“How come you laughed at my look? You wanted to see it! It’s cool!” Nestor folded his arms and frowned.
Polly thought there would be more to it after she saw it. She thought that a feeling would roar over her like a river bearing her as the maidenhead on it’s course across the land, strong and sure and relentless and destined. Nestor’s look hadn’t produced. It was only a mask anyway, a cover-up to hide who he was on the inside. But it was that real, easy part that she wanted to be close to, there on the inside. Not a mask or a parody or a caricature, but the real, deep thing that was turning into a man right as she looked at him. She bore witness to his growth, and was there to note it when he showed himself to be apart from the other boys. It hurt her to laugh like a silly girl at his demonstration of how he viewed himself, when she ought to have been prepared to accept him more like a lady, with grace and encouragement and tenderness.
“I don’t mean to laugh, Nestor, I really don’t. When I get nervous I just laugh. It’s like a reflex for me. Please, please don’t think I’m laughing at you, ‘cause I’m not.”

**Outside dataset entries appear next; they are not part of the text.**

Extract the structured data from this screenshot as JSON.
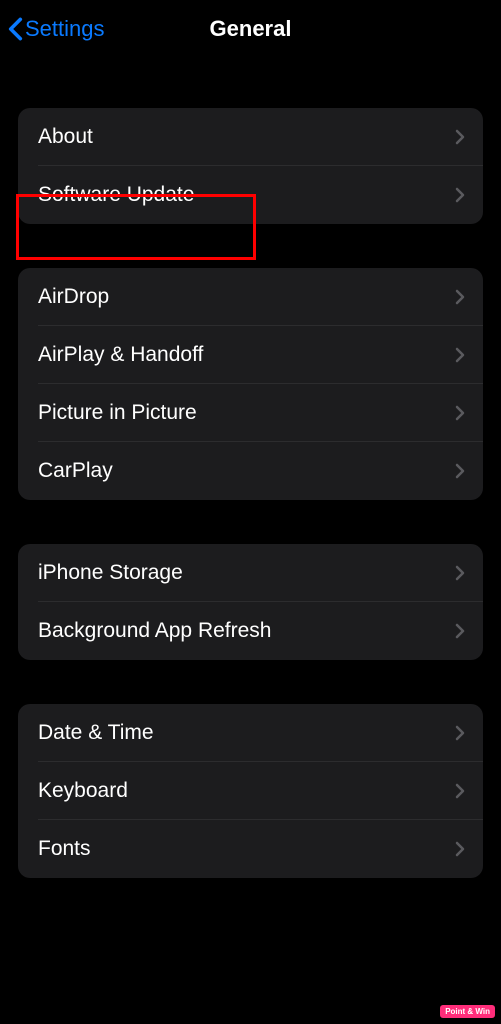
{
  "nav": {
    "back_label": "Settings",
    "title": "General"
  },
  "groups": [
    {
      "items": [
        {
          "label": "About",
          "key": "about"
        },
        {
          "label": "Software Update",
          "key": "software-update"
        }
      ]
    },
    {
      "items": [
        {
          "label": "AirDrop",
          "key": "airdrop"
        },
        {
          "label": "AirPlay & Handoff",
          "key": "airplay-handoff"
        },
        {
          "label": "Picture in Picture",
          "key": "picture-in-picture"
        },
        {
          "label": "CarPlay",
          "key": "carplay"
        }
      ]
    },
    {
      "items": [
        {
          "label": "iPhone Storage",
          "key": "iphone-storage"
        },
        {
          "label": "Background App Refresh",
          "key": "background-app-refresh"
        }
      ]
    },
    {
      "items": [
        {
          "label": "Date & Time",
          "key": "date-time"
        },
        {
          "label": "Keyboard",
          "key": "keyboard"
        },
        {
          "label": "Fonts",
          "key": "fonts"
        }
      ]
    }
  ],
  "highlighted_row": "software-update",
  "watermark": "Point & Win"
}
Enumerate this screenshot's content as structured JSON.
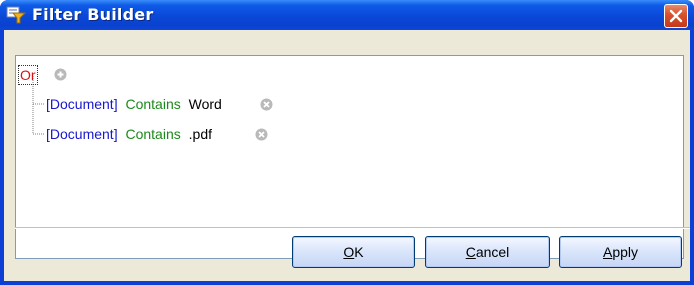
{
  "window": {
    "title": "Filter Builder"
  },
  "colors": {
    "title_bar": "#0a48d8",
    "close_button": "#d9542f",
    "group_operator": "#d41414",
    "field": "#1818d0",
    "operator": "#1b8a1b",
    "value": "#000000"
  },
  "filter": {
    "group_operator": "Or",
    "conditions": [
      {
        "field": "[Document]",
        "operator": "Contains",
        "value": "Word"
      },
      {
        "field": "[Document]",
        "operator": "Contains",
        "value": ".pdf"
      }
    ]
  },
  "icons": {
    "title": "filter-icon",
    "close": "close-icon",
    "add": "plus-circle-icon",
    "remove": "remove-circle-icon"
  },
  "buttons": {
    "ok": {
      "mnemonic": "O",
      "rest": "K"
    },
    "cancel": {
      "mnemonic": "C",
      "rest": "ancel"
    },
    "apply": {
      "mnemonic": "A",
      "rest": "pply"
    }
  }
}
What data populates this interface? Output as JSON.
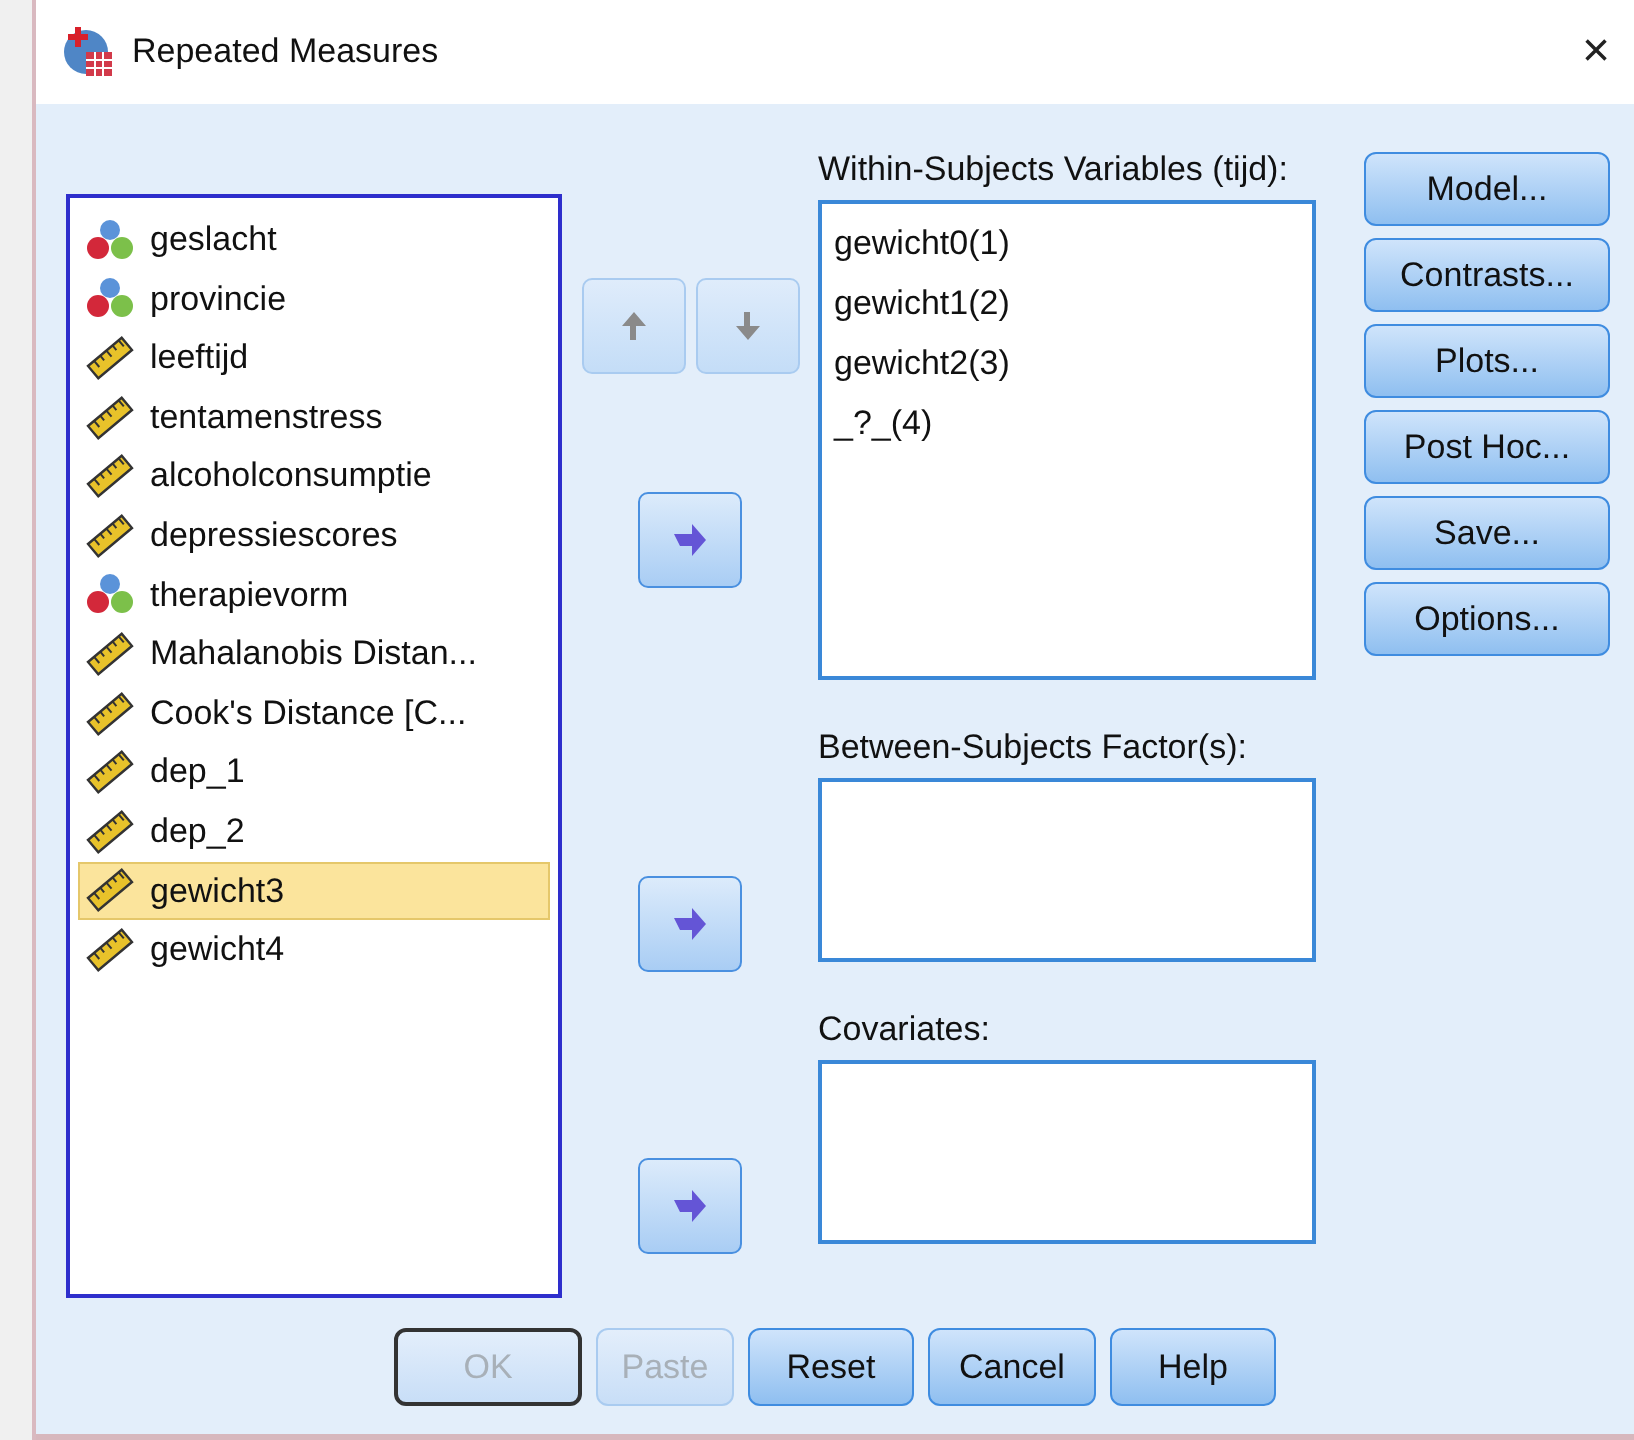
{
  "window": {
    "title": "Repeated Measures",
    "close": "×"
  },
  "variables": [
    {
      "name": "geslacht",
      "kind": "nominal",
      "selected": false
    },
    {
      "name": "provincie",
      "kind": "nominal",
      "selected": false
    },
    {
      "name": "leeftijd",
      "kind": "scale",
      "selected": false
    },
    {
      "name": "tentamenstress",
      "kind": "scale",
      "selected": false
    },
    {
      "name": "alcoholconsumptie",
      "kind": "scale",
      "selected": false
    },
    {
      "name": "depressiescores",
      "kind": "scale",
      "selected": false
    },
    {
      "name": "therapievorm",
      "kind": "nominal",
      "selected": false
    },
    {
      "name": "Mahalanobis Distan...",
      "kind": "scale",
      "selected": false
    },
    {
      "name": "Cook's Distance [C...",
      "kind": "scale",
      "selected": false
    },
    {
      "name": "dep_1",
      "kind": "scale",
      "selected": false
    },
    {
      "name": "dep_2",
      "kind": "scale",
      "selected": false
    },
    {
      "name": "gewicht3",
      "kind": "scale",
      "selected": true
    },
    {
      "name": "gewicht4",
      "kind": "scale",
      "selected": false
    }
  ],
  "within": {
    "label": "Within-Subjects Variables (tijd):",
    "items": [
      "gewicht0(1)",
      "gewicht1(2)",
      "gewicht2(3)",
      "_?_(4)"
    ]
  },
  "between": {
    "label": "Between-Subjects Factor(s):"
  },
  "covariates": {
    "label": "Covariates:"
  },
  "side_buttons": [
    "Model...",
    "Contrasts...",
    "Plots...",
    "Post Hoc...",
    "Save...",
    "Options..."
  ],
  "bottom_buttons": [
    {
      "label": "OK",
      "disabled": true,
      "default": true
    },
    {
      "label": "Paste",
      "disabled": true,
      "default": false
    },
    {
      "label": "Reset",
      "disabled": false,
      "default": false
    },
    {
      "label": "Cancel",
      "disabled": false,
      "default": false
    },
    {
      "label": "Help",
      "disabled": false,
      "default": false
    }
  ]
}
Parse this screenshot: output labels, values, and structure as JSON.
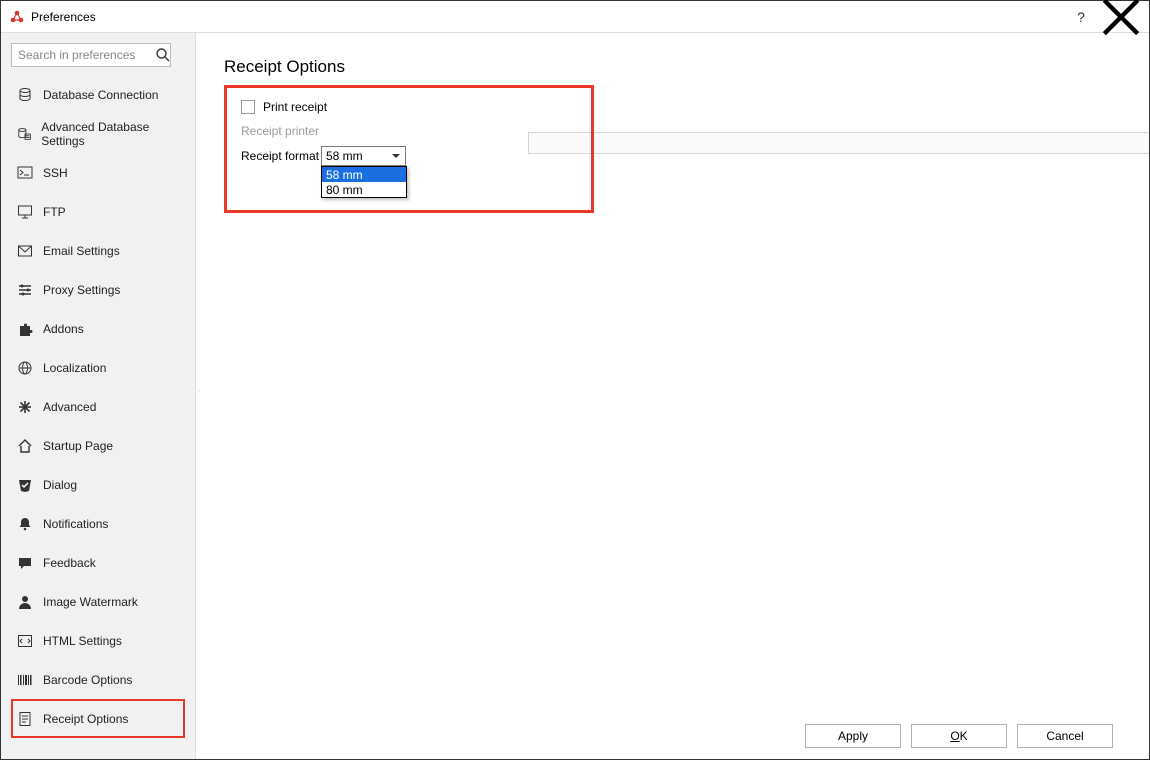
{
  "window": {
    "title": "Preferences",
    "help_tooltip": "?",
    "close_tooltip": "×"
  },
  "search": {
    "placeholder": "Search in preferences"
  },
  "sidebar": {
    "items": [
      {
        "icon": "database-icon",
        "label": "Database Connection"
      },
      {
        "icon": "db-advanced-icon",
        "label": "Advanced Database Settings"
      },
      {
        "icon": "terminal-icon",
        "label": "SSH"
      },
      {
        "icon": "monitor-icon",
        "label": "FTP"
      },
      {
        "icon": "mail-icon",
        "label": "Email Settings"
      },
      {
        "icon": "proxy-icon",
        "label": "Proxy Settings"
      },
      {
        "icon": "puzzle-icon",
        "label": "Addons"
      },
      {
        "icon": "globe-icon",
        "label": "Localization"
      },
      {
        "icon": "asterisk-icon",
        "label": "Advanced"
      },
      {
        "icon": "home-icon",
        "label": "Startup Page"
      },
      {
        "icon": "check-shield-icon",
        "label": "Dialog"
      },
      {
        "icon": "bell-icon",
        "label": "Notifications"
      },
      {
        "icon": "chat-icon",
        "label": "Feedback"
      },
      {
        "icon": "person-icon",
        "label": "Image Watermark"
      },
      {
        "icon": "code-icon",
        "label": "HTML Settings"
      },
      {
        "icon": "barcode-icon",
        "label": "Barcode Options"
      },
      {
        "icon": "receipt-icon",
        "label": "Receipt Options"
      }
    ],
    "selected_index": 16
  },
  "page": {
    "title": "Receipt Options",
    "print_receipt_label": "Print receipt",
    "print_receipt_checked": false,
    "receipt_printer_label": "Receipt printer",
    "receipt_printer_value": "",
    "receipt_format_label": "Receipt format",
    "receipt_format_selected": "58 mm",
    "receipt_format_options": [
      "58 mm",
      "80 mm"
    ]
  },
  "footer": {
    "apply": "Apply",
    "ok_full": "OK",
    "cancel": "Cancel"
  }
}
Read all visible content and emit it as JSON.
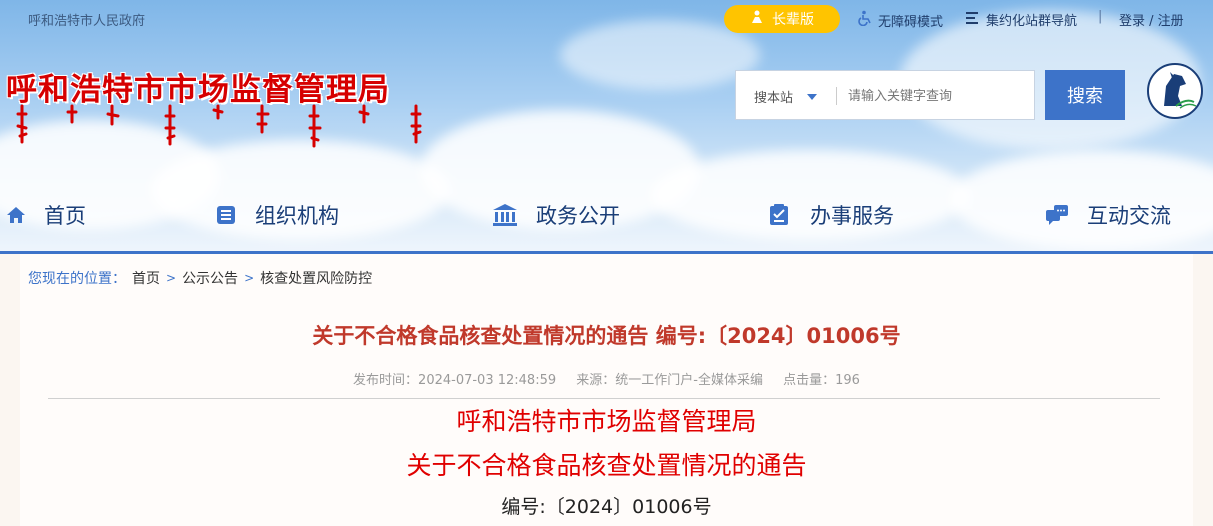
{
  "topbar": {
    "gov_link": "呼和浩特市人民政府",
    "elder_label": "长辈版",
    "accessibility_label": "无障碍模式",
    "sites_label": "集约化站群导航",
    "sep": "|",
    "login_label": "登录 / 注册"
  },
  "header": {
    "site_title": "呼和浩特市市场监督管理局"
  },
  "search": {
    "scope_label": "搜本站",
    "placeholder": "请输入关键字查询",
    "button_label": "搜索"
  },
  "nav": {
    "items": [
      {
        "label": "首页",
        "icon": "home-icon"
      },
      {
        "label": "组织机构",
        "icon": "org-icon"
      },
      {
        "label": "政务公开",
        "icon": "government-building-icon"
      },
      {
        "label": "办事服务",
        "icon": "service-form-icon"
      },
      {
        "label": "互动交流",
        "icon": "chat-icon"
      }
    ]
  },
  "breadcrumb": {
    "label": "您现在的位置：",
    "items": [
      "首页",
      "公示公告",
      "核查处置风险防控"
    ],
    "arrow": ">"
  },
  "article": {
    "title": "关于不合格食品核查处置情况的通告 编号:〔2024〕01006号",
    "publish_time": "发布时间：2024-07-03 12:48:59",
    "source": "来源：统一工作门户-全媒体采编",
    "views": "点击量：196",
    "body_line1": "呼和浩特市市场监督管理局",
    "body_line2": "关于不合格食品核查处置情况的通告",
    "body_number": "编号:〔2024〕01006号"
  },
  "colors": {
    "accent_blue": "#3d73c9",
    "title_red": "#d60000",
    "elder_yellow": "#ffc400"
  }
}
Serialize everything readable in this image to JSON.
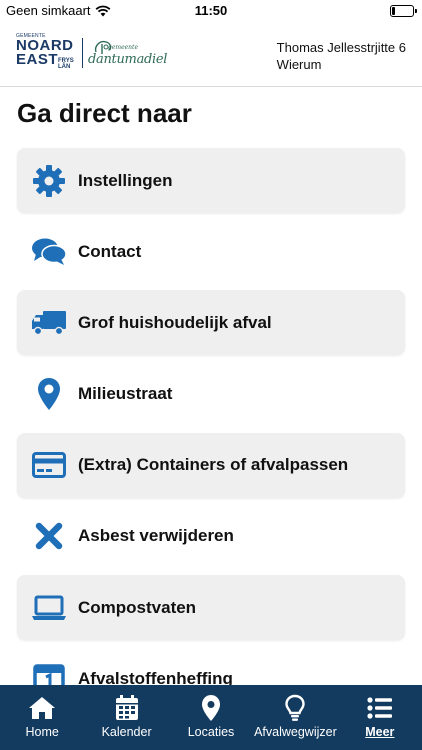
{
  "status_bar": {
    "carrier": "Geen simkaart",
    "time": "11:50",
    "battery_level": 0.15
  },
  "header": {
    "logo_left": {
      "small_text": "GEMEENTE",
      "line1": "NOARD",
      "line2": "EAST",
      "side1": "FRYS",
      "side2": "LÂN"
    },
    "logo_right": {
      "small_text": "gemeente",
      "name": "dantumadiel"
    },
    "address_line1": "Thomas Jellesstrjitte 6",
    "address_line2": "Wierum"
  },
  "main": {
    "title": "Ga direct naar",
    "items": [
      {
        "label": "Instellingen",
        "icon": "gear-icon",
        "shaded": true
      },
      {
        "label": "Contact",
        "icon": "chat-bubbles-icon",
        "shaded": false
      },
      {
        "label": "Grof huishoudelijk afval",
        "icon": "truck-icon",
        "shaded": true
      },
      {
        "label": "Milieustraat",
        "icon": "map-pin-icon",
        "shaded": false
      },
      {
        "label": "(Extra) Containers of afvalpassen",
        "icon": "credit-card-icon",
        "shaded": true
      },
      {
        "label": "Asbest verwijderen",
        "icon": "close-x-icon",
        "shaded": false
      },
      {
        "label": "Compostvaten",
        "icon": "laptop-icon",
        "shaded": true
      },
      {
        "label": "Afvalstoffenheffing",
        "icon": "calendar-one-icon",
        "shaded": false
      }
    ]
  },
  "bottom_nav": {
    "items": [
      {
        "label": "Home",
        "icon": "home-icon"
      },
      {
        "label": "Kalender",
        "icon": "calendar-icon"
      },
      {
        "label": "Locaties",
        "icon": "map-pin-icon"
      },
      {
        "label": "Afvalwegwijzer",
        "icon": "lightbulb-icon"
      },
      {
        "label": "Meer",
        "icon": "list-icon",
        "active": true
      }
    ]
  },
  "colors": {
    "primary": "#133a5f",
    "icon_blue": "#1f6fb8",
    "item_shade": "#efefef",
    "logo_navy": "#1b3a66",
    "logo_green": "#2e6b57"
  }
}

“It’s okay, Polly,” said Nestor, “it’s okay. I know what it is to be nervous around somebody that you might kinda, sorta, really like. Myself, I just can’t get it to be right around you. Here, pick out a soda, Polly. My treat. You know what I mean? I mean, I can be off doing something with Bobby and then, wham, you’ll come along, I’ll see you, and then it’s like there was a train or something ran over me so I can’t walk or breath or even move right.”
Nestor paid Sam for the drinks and they left, keeping on down the walk past the market towards the park. They went along in silence for a stretch and sipped at their sodas. Polly had chosen orange, Nestor grape. The can felt weighty in Nestor’s hand. Weighty, cold, wet. He looked at the droplets of condensation on the can, saw them build and run down the side onto his finger. Fifty cents wasn’t much to spend on a girl, but on a hot day a cold sweet soda went down good and made a nice memory to think about later as something they had shared.
Copyright © Horse of the Sun and Keith Haines 1999-2002. All Rights Reserved.